I know many Mexican families here, who retain deep family ties with Mexico. In decades of working with legal and illegal Mexican families, I know of scarcely any who lack deep ties to Mexico, and those who can go there regularly to visit. The “no connection” idea is a myth or lie.
Moreover, DACA children in the U.S. have had the benefit of a free education, some through college, and free health care (not available in Mexico) and years of welfare benefits, which would give them significant advantages if they returned to Mexico, which needs such educated people. Many have abused the U.S. tax system, claiming unqualified dependents, illegally claiming Earned Income Credits, using false/stolen Social Security numbers, and so one. We watch DACA recipients easily leave home to go to college, but then are told they cannot go to Mexico, the major destination of American tourists and where thousands of Americans live. Mexico is an advanced country, No. 12 in the world in GDP. In spite of its very real problems (Have you all visited Chicago or Baltimore recently?), it is an incredibly rich and beautiful country, which needs educated citizens for its culture and economy. We would not be sending DACA recipients or illegal aliens to Hell, but to a great country, which needs and wants them (in spite of the potential loss of billions of dollars in remittances, $120 billion in total, $23 billion to Mexico).
Mexico exports its problems to the U.S., and receives $23 billion in remittances annually, while U.S. employers gain cheap employees. The economic advantages to some are clear, but it is morally wrong.
Wayne Hatch
The Register Guard
September 11, 2017

I find it rather sad that there are so many of our state and local politicians, local leaders, and citizens who want to support illegal entrants over citizens of the United States.

I know that in the liberal town of Eugene it is considered heresy to make a statement like that. However, as Attorney General Jeff Sessions has said, we are a nation of laws that need to be followed.

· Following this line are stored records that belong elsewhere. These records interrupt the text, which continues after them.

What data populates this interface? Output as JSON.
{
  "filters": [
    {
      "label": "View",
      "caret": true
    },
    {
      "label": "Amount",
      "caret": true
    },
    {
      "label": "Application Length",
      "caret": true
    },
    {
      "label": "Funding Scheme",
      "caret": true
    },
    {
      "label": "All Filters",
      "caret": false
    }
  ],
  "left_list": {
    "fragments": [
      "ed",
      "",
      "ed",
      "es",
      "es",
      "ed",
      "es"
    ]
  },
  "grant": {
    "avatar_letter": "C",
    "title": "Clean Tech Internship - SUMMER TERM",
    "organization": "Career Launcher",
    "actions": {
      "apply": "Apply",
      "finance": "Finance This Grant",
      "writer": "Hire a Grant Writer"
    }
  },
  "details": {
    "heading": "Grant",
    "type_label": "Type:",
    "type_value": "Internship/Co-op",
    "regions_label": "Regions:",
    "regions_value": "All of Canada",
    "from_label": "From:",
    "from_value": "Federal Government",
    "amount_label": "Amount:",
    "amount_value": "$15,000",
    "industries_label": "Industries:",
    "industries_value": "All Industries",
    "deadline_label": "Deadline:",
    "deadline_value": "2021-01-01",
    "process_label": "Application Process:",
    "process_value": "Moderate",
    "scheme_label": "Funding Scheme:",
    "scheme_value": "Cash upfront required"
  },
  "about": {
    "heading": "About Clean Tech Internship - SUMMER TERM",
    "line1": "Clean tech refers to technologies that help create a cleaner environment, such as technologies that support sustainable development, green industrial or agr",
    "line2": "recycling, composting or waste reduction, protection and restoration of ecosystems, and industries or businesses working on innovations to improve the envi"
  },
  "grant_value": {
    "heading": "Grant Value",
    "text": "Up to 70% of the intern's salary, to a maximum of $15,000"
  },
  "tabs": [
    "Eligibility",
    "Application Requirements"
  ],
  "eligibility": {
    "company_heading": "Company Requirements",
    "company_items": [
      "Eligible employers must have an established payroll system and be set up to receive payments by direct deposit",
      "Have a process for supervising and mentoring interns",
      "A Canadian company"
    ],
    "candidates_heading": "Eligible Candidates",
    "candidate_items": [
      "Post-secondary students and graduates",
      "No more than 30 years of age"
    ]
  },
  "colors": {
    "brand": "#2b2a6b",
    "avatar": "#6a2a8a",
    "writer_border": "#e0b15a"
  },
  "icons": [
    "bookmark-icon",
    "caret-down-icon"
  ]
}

Since many of our elected leaders support not following immigration laws today, what laws will they not want to follow tomorrow? Maybe tomorrow there will be no penalty for robbery, murder, rape, speeding, abusing a child, not following affirmative action or allowing a pet to overheat in a car.

For the benefit of all the citizens of the United States, we need to follow all the laws of our country. If you don’t like a law, do what President Trump just did with Obama’s Deferred Action for Childhood Arrival executive order. He asked Congress to take a look at it and add or modify the law as it saw fit.

Please don’t allow state and local politicians and leaders to spend one cent of our tax dollars fighting for something that clearly needs to be addressed by Congress.

David Luck
Portland Tribune
September 7, 2017
Reading the "My View" in the Aug. 24 Portland Tribune by Rep. Diego Hernandez, it seems anything he does not agree with is "hate speech." He also apparently believes that only his views are protected by the First Amendment. It is worth noting that the people that Oregonians for Immigration Reform are focused on are people who have violated federal law (in many cases, multiple laws): The "immigrants" Hernandez sides with are lawbreakers, pure and simple, and must be subject to the laws of the United States of America like the rest of us. 
Hernandez goes on to attempt to tie requiring adherence to the laws of the land to "white supremacy" — a ludicrous position on the face of it. The bottom line is that folks who support groups like OFIR are "racist" only if "criminal" is a race.
That Hernandez believes he should be able to dictate to the Tribune what it does and does not print certainly says something about him.
David Luck
Lake Oswego